• Task requirements:
Every entry gets copied exactly. No images go into the copy.

• Data under study:
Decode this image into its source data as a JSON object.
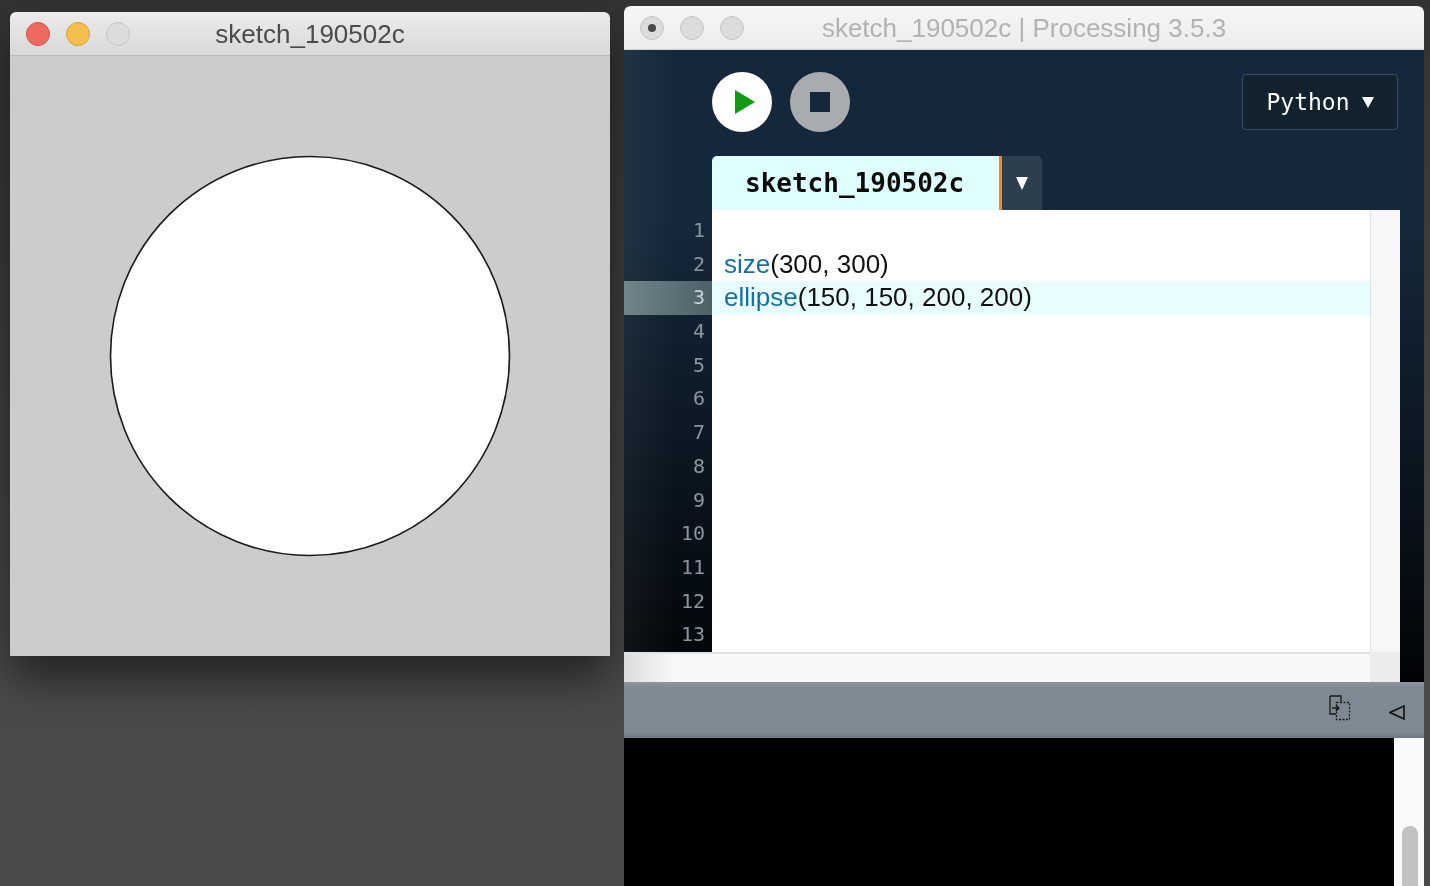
{
  "sketch_window": {
    "title": "sketch_190502c",
    "active": true,
    "edited": false,
    "controls": [
      {
        "kind": "close",
        "enabled": true
      },
      {
        "kind": "minimize",
        "enabled": true
      },
      {
        "kind": "zoom",
        "enabled": false
      }
    ]
  },
  "processing_window": {
    "title": "sketch_190502c | Processing 3.5.3",
    "active": false,
    "edited": true,
    "controls": [
      {
        "kind": "close"
      },
      {
        "kind": "minimize"
      },
      {
        "kind": "zoom"
      }
    ],
    "mode_button": {
      "label": "Python"
    },
    "tabs": [
      {
        "label": "sketch_190502c",
        "selected": true
      }
    ],
    "editor": {
      "lines": [
        {
          "number": "1",
          "current": false
        },
        {
          "number": "2",
          "current": false,
          "tokens": [
            {
              "text": "size",
              "kind": "function"
            },
            {
              "text": "(300, 300)",
              "kind": "plain"
            }
          ]
        },
        {
          "number": "3",
          "current": true,
          "tokens": [
            {
              "text": "ellipse",
              "kind": "function"
            },
            {
              "text": "(150, 150, 200, 200)",
              "kind": "plain"
            }
          ]
        },
        {
          "number": "4",
          "current": false
        },
        {
          "number": "5",
          "current": false
        },
        {
          "number": "6",
          "current": false
        },
        {
          "number": "7",
          "current": false
        },
        {
          "number": "8",
          "current": false
        },
        {
          "number": "9",
          "current": false
        },
        {
          "number": "10",
          "current": false
        },
        {
          "number": "11",
          "current": false
        },
        {
          "number": "12",
          "current": false
        },
        {
          "number": "13",
          "current": false
        }
      ]
    }
  }
}
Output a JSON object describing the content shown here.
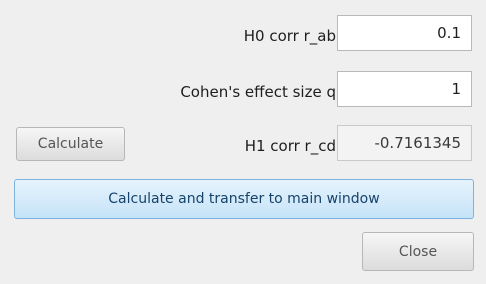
{
  "fields": {
    "h0_corr": {
      "label": "H0 corr r_ab",
      "value": "0.1"
    },
    "effect_size": {
      "label": "Cohen's effect size q",
      "value": "1"
    },
    "h1_corr": {
      "label": "H1 corr r_cd",
      "value": "-0.7161345"
    }
  },
  "buttons": {
    "calculate": "Calculate",
    "calculate_transfer": "Calculate and transfer to main window",
    "close": "Close"
  }
}
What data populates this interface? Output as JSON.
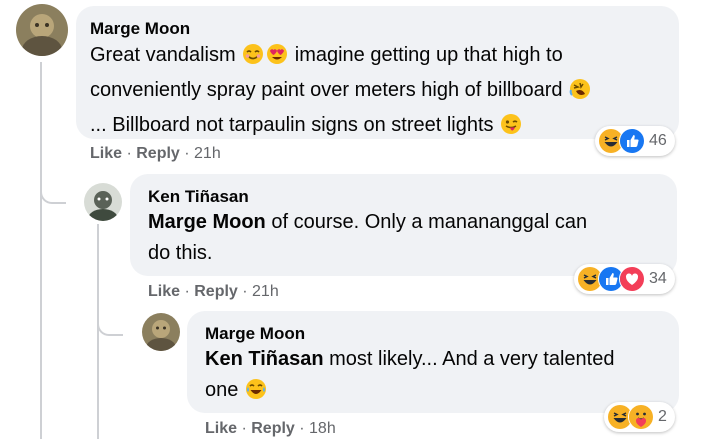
{
  "comments": [
    {
      "author": "Marge Moon",
      "text_1": "Great vandalism",
      "text_2": "imagine getting up that high to",
      "text_3": "conveniently spray paint over meters high of billboard",
      "text_4": "... Billboard not tarpaulin signs on street lights",
      "actions": {
        "like": "Like",
        "sep": " · ",
        "reply": "Reply",
        "time": " · 21h"
      },
      "reactions": {
        "count": "46",
        "icons": [
          "laugh-icon",
          "like-icon"
        ]
      }
    },
    {
      "author": "Ken Tiñasan",
      "mention": "Marge Moon",
      "text_1": " of course. Only a manananggal can",
      "text_2": "do this.",
      "actions": {
        "like": "Like",
        "sep": " · ",
        "reply": "Reply",
        "time": " · 21h"
      },
      "reactions": {
        "count": "34",
        "icons": [
          "laugh-icon",
          "like-icon",
          "love-icon"
        ]
      }
    },
    {
      "author": "Marge Moon",
      "mention": "Ken Tiñasan",
      "text_1": " most likely... And a very talented",
      "text_2": "one",
      "actions": {
        "like": "Like",
        "sep": " · ",
        "reply": "Reply",
        "time": " · 18h"
      },
      "reactions": {
        "count": "2",
        "icons": [
          "laugh-icon",
          "care-icon"
        ]
      }
    }
  ],
  "colors": {
    "bubble": "#f0f2f5",
    "meta": "#65676b",
    "like": "#1877f2",
    "love": "#f33e58",
    "haha": "#f7b125"
  }
}
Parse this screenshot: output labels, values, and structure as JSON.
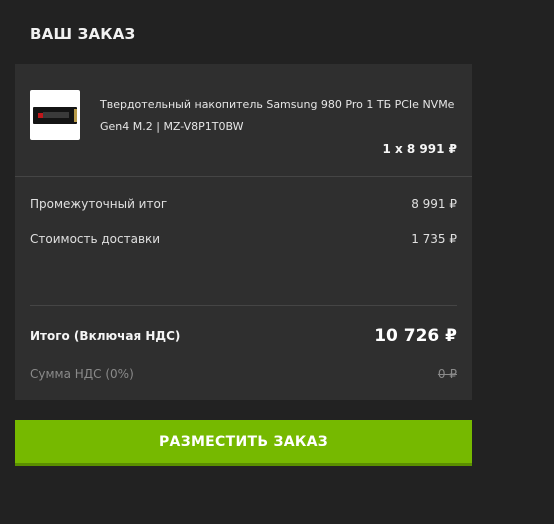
{
  "order": {
    "title": "ВАШ ЗАКАЗ",
    "product": {
      "name": "Твердотельный накопитель Samsung 980 Pro 1 ТБ PCIe NVMe Gen4 M.2 | MZ-V8P1T0BW",
      "quantity_price": "1 x 8 991 ₽",
      "thumbnail_icon": "ssd-icon"
    },
    "subtotal": {
      "label": "Промежуточный итог",
      "value": "8 991 ₽"
    },
    "shipping": {
      "label": "Стоимость доставки",
      "value": "1 735 ₽"
    },
    "total": {
      "label": "Итого (Включая НДС)",
      "value": "10 726 ₽"
    },
    "vat": {
      "label": "Сумма НДС (0%)",
      "value": "0 ₽"
    },
    "place_order_label": "РАЗМЕСТИТЬ ЗАКАЗ"
  },
  "colors": {
    "background": "#222222",
    "panel": "#2f2f2f",
    "accent": "#76b900"
  }
}
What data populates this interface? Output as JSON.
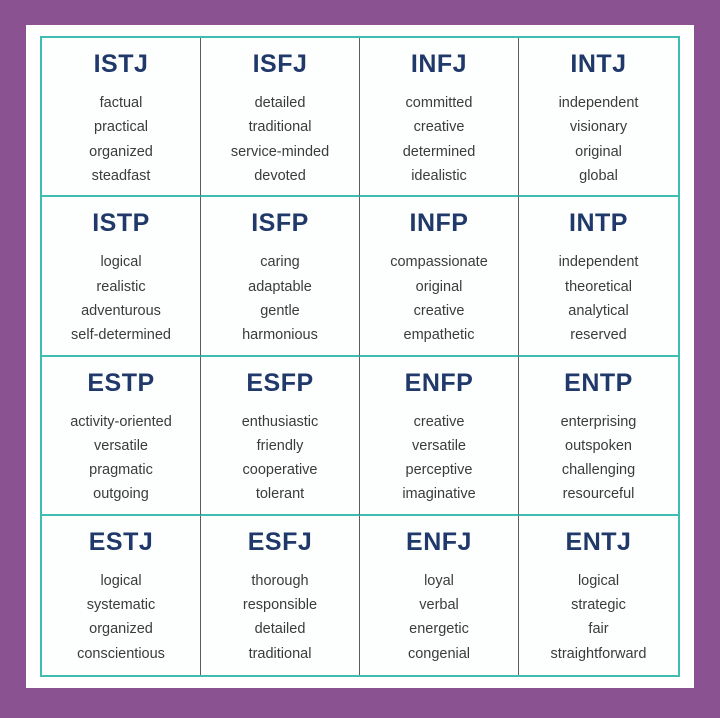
{
  "graphic": {
    "kind": "mbti-sixteen-types-grid",
    "outer_background_color": "#8b5291",
    "card_background_color": "#ffffff",
    "grid_line_color": "#3fbdb0",
    "column_divider_color": "#5c5c5c",
    "title_color": "#20396a",
    "trait_color": "#3b3b3b",
    "columns": 4,
    "rows": 4
  },
  "cells": [
    {
      "type": "ISTJ",
      "traits": [
        "factual",
        "practical",
        "organized",
        "steadfast"
      ]
    },
    {
      "type": "ISFJ",
      "traits": [
        "detailed",
        "traditional",
        "service-minded",
        "devoted"
      ]
    },
    {
      "type": "INFJ",
      "traits": [
        "committed",
        "creative",
        "determined",
        "idealistic"
      ]
    },
    {
      "type": "INTJ",
      "traits": [
        "independent",
        "visionary",
        "original",
        "global"
      ]
    },
    {
      "type": "ISTP",
      "traits": [
        "logical",
        "realistic",
        "adventurous",
        "self-determined"
      ]
    },
    {
      "type": "ISFP",
      "traits": [
        "caring",
        "adaptable",
        "gentle",
        "harmonious"
      ]
    },
    {
      "type": "INFP",
      "traits": [
        "compassionate",
        "original",
        "creative",
        "empathetic"
      ]
    },
    {
      "type": "INTP",
      "traits": [
        "independent",
        "theoretical",
        "analytical",
        "reserved"
      ]
    },
    {
      "type": "ESTP",
      "traits": [
        "activity-oriented",
        "versatile",
        "pragmatic",
        "outgoing"
      ]
    },
    {
      "type": "ESFP",
      "traits": [
        "enthusiastic",
        "friendly",
        "cooperative",
        "tolerant"
      ]
    },
    {
      "type": "ENFP",
      "traits": [
        "creative",
        "versatile",
        "perceptive",
        "imaginative"
      ]
    },
    {
      "type": "ENTP",
      "traits": [
        "enterprising",
        "outspoken",
        "challenging",
        "resourceful"
      ]
    },
    {
      "type": "ESTJ",
      "traits": [
        "logical",
        "systematic",
        "organized",
        "conscientious"
      ]
    },
    {
      "type": "ESFJ",
      "traits": [
        "thorough",
        "responsible",
        "detailed",
        "traditional"
      ]
    },
    {
      "type": "ENFJ",
      "traits": [
        "loyal",
        "verbal",
        "energetic",
        "congenial"
      ]
    },
    {
      "type": "ENTJ",
      "traits": [
        "logical",
        "strategic",
        "fair",
        "straightforward"
      ]
    }
  ]
}
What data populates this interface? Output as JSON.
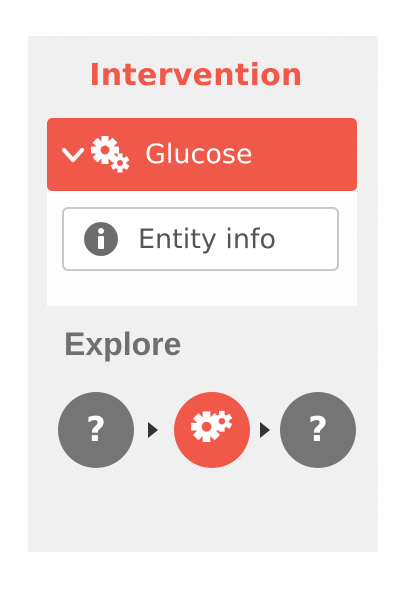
{
  "panel": {
    "title": "Intervention",
    "entity": {
      "name": "Glucose",
      "icon": "gears-icon",
      "expand_icon": "chevron-down-icon"
    },
    "info_button": {
      "label": "Entity info",
      "icon": "info-icon"
    },
    "explore": {
      "heading": "Explore",
      "nodes": [
        {
          "text": "?",
          "icon": "question-icon"
        },
        {
          "text": "",
          "icon": "gears-icon"
        },
        {
          "text": "?",
          "icon": "question-icon"
        }
      ]
    }
  },
  "colors": {
    "accent": "#f0584a",
    "node_gray": "#757575",
    "text_gray": "#6f6f6f"
  }
}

• Task output:
Decode this image into its source data as a JSON object.
{
  "sketch_window": {
    "title": "sketch_190502c",
    "active": true,
    "edited": false,
    "controls": [
      {
        "kind": "close",
        "enabled": true
      },
      {
        "kind": "minimize",
        "enabled": true
      },
      {
        "kind": "zoom",
        "enabled": false
      }
    ]
  },
  "processing_window": {
    "title": "sketch_190502c | Processing 3.5.3",
    "active": false,
    "edited": true,
    "controls": [
      {
        "kind": "close"
      },
      {
        "kind": "minimize"
      },
      {
        "kind": "zoom"
      }
    ],
    "mode_button": {
      "label": "Python"
    },
    "tabs": [
      {
        "label": "sketch_190502c",
        "selected": true
      }
    ],
    "editor": {
      "lines": [
        {
          "number": "1",
          "current": false
        },
        {
          "number": "2",
          "current": false,
          "tokens": [
            {
              "text": "size",
              "kind": "function"
            },
            {
              "text": "(300, 300)",
              "kind": "plain"
            }
          ]
        },
        {
          "number": "3",
          "current": true,
          "tokens": [
            {
              "text": "ellipse",
              "kind": "function"
            },
            {
              "text": "(150, 150, 200, 200)",
              "kind": "plain"
            }
          ]
        },
        {
          "number": "4",
          "current": false
        },
        {
          "number": "5",
          "current": false
        },
        {
          "number": "6",
          "current": false
        },
        {
          "number": "7",
          "current": false
        },
        {
          "number": "8",
          "current": false
        },
        {
          "number": "9",
          "current": false
        },
        {
          "number": "10",
          "current": false
        },
        {
          "number": "11",
          "current": false
        },
        {
          "number": "12",
          "current": false
        },
        {
          "number": "13",
          "current": false
        }
      ]
    }
  }
}
Output a JSON object describing the content shown here.
{
  "fields": {
    "h0_corr": {
      "label": "H0 corr r_ab",
      "value": "0.1"
    },
    "effect_size": {
      "label": "Cohen's effect size q",
      "value": "1"
    },
    "h1_corr": {
      "label": "H1 corr r_cd",
      "value": "-0.7161345"
    }
  },
  "buttons": {
    "calculate": "Calculate",
    "calculate_transfer": "Calculate and transfer to main window",
    "close": "Close"
  }
}
What data populates this interface? Output as JSON.
{
  "comments": [
    {
      "author": "Marge Moon",
      "text_1": "Great vandalism",
      "text_2": "imagine getting up that high to",
      "text_3": "conveniently spray paint over meters high of billboard",
      "text_4": "... Billboard not tarpaulin signs on street lights",
      "actions": {
        "like": "Like",
        "sep": " · ",
        "reply": "Reply",
        "time": " · 21h"
      },
      "reactions": {
        "count": "46",
        "icons": [
          "laugh-icon",
          "like-icon"
        ]
      }
    },
    {
      "author": "Ken Tiñasan",
      "mention": "Marge Moon",
      "text_1": " of course. Only a manananggal can",
      "text_2": "do this.",
      "actions": {
        "like": "Like",
        "sep": " · ",
        "reply": "Reply",
        "time": " · 21h"
      },
      "reactions": {
        "count": "34",
        "icons": [
          "laugh-icon",
          "like-icon",
          "love-icon"
        ]
      }
    },
    {
      "author": "Marge Moon",
      "mention": "Ken Tiñasan",
      "text_1": " most likely... And a very talented",
      "text_2": "one",
      "actions": {
        "like": "Like",
        "sep": " · ",
        "reply": "Reply",
        "time": " · 18h"
      },
      "reactions": {
        "count": "2",
        "icons": [
          "laugh-icon",
          "care-icon"
        ]
      }
    }
  ],
  "colors": {
    "bubble": "#f0f2f5",
    "meta": "#65676b",
    "like": "#1877f2",
    "love": "#f33e58",
    "haha": "#f7b125"
  }
}
Parse this screenshot: output labels, values, and structure as JSON.
{
  "order": {
    "title": "ВАШ ЗАКАЗ",
    "product": {
      "name": "Твердотельный накопитель Samsung 980 Pro 1 ТБ PCIe NVMe Gen4 M.2 | MZ-V8P1T0BW",
      "quantity_price": "1 x 8 991 ₽",
      "thumbnail_icon": "ssd-icon"
    },
    "subtotal": {
      "label": "Промежуточный итог",
      "value": "8 991 ₽"
    },
    "shipping": {
      "label": "Стоимость доставки",
      "value": "1 735 ₽"
    },
    "total": {
      "label": "Итого (Включая НДС)",
      "value": "10 726 ₽"
    },
    "vat": {
      "label": "Сумма НДС (0%)",
      "value": "0 ₽"
    },
    "place_order_label": "РАЗМЕСТИТЬ ЗАКАЗ"
  },
  "colors": {
    "background": "#222222",
    "panel": "#2f2f2f",
    "accent": "#76b900"
  }
}
What data populates this interface? Output as JSON.
{
  "graphic": {
    "kind": "mbti-sixteen-types-grid",
    "outer_background_color": "#8b5291",
    "card_background_color": "#ffffff",
    "grid_line_color": "#3fbdb0",
    "column_divider_color": "#5c5c5c",
    "title_color": "#20396a",
    "trait_color": "#3b3b3b",
    "columns": 4,
    "rows": 4
  },
  "cells": [
    {
      "type": "ISTJ",
      "traits": [
        "factual",
        "practical",
        "organized",
        "steadfast"
      ]
    },
    {
      "type": "ISFJ",
      "traits": [
        "detailed",
        "traditional",
        "service-minded",
        "devoted"
      ]
    },
    {
      "type": "INFJ",
      "traits": [
        "committed",
        "creative",
        "determined",
        "idealistic"
      ]
    },
    {
      "type": "INTJ",
      "traits": [
        "independent",
        "visionary",
        "original",
        "global"
      ]
    },
    {
      "type": "ISTP",
      "traits": [
        "logical",
        "realistic",
        "adventurous",
        "self-determined"
      ]
    },
    {
      "type": "ISFP",
      "traits": [
        "caring",
        "adaptable",
        "gentle",
        "harmonious"
      ]
    },
    {
      "type": "INFP",
      "traits": [
        "compassionate",
        "original",
        "creative",
        "empathetic"
      ]
    },
    {
      "type": "INTP",
      "traits": [
        "independent",
        "theoretical",
        "analytical",
        "reserved"
      ]
    },
    {
      "type": "ESTP",
      "traits": [
        "activity-oriented",
        "versatile",
        "pragmatic",
        "outgoing"
      ]
    },
    {
      "type": "ESFP",
      "traits": [
        "enthusiastic",
        "friendly",
        "cooperative",
        "tolerant"
      ]
    },
    {
      "type": "ENFP",
      "traits": [
        "creative",
        "versatile",
        "perceptive",
        "imaginative"
      ]
    },
    {
      "type": "ENTP",
      "traits": [
        "enterprising",
        "outspoken",
        "challenging",
        "resourceful"
      ]
    },
    {
      "type": "ESTJ",
      "traits": [
        "logical",
        "systematic",
        "organized",
        "conscientious"
      ]
    },
    {
      "type": "ESFJ",
      "traits": [
        "thorough",
        "responsible",
        "detailed",
        "traditional"
      ]
    },
    {
      "type": "ENFJ",
      "traits": [
        "loyal",
        "verbal",
        "energetic",
        "congenial"
      ]
    },
    {
      "type": "ENTJ",
      "traits": [
        "logical",
        "strategic",
        "fair",
        "straightforward"
      ]
    }
  ]
}
What data populates this interface? Output as JSON.
{
  "panel": {
    "title": "Intervention",
    "entity": {
      "name": "Glucose",
      "icon": "gears-icon",
      "expand_icon": "chevron-down-icon"
    },
    "info_button": {
      "label": "Entity info",
      "icon": "info-icon"
    },
    "explore": {
      "heading": "Explore",
      "nodes": [
        {
          "text": "?",
          "icon": "question-icon"
        },
        {
          "text": "",
          "icon": "gears-icon"
        },
        {
          "text": "?",
          "icon": "question-icon"
        }
      ]
    }
  },
  "colors": {
    "accent": "#f0584a",
    "node_gray": "#757575",
    "text_gray": "#6f6f6f"
  }
}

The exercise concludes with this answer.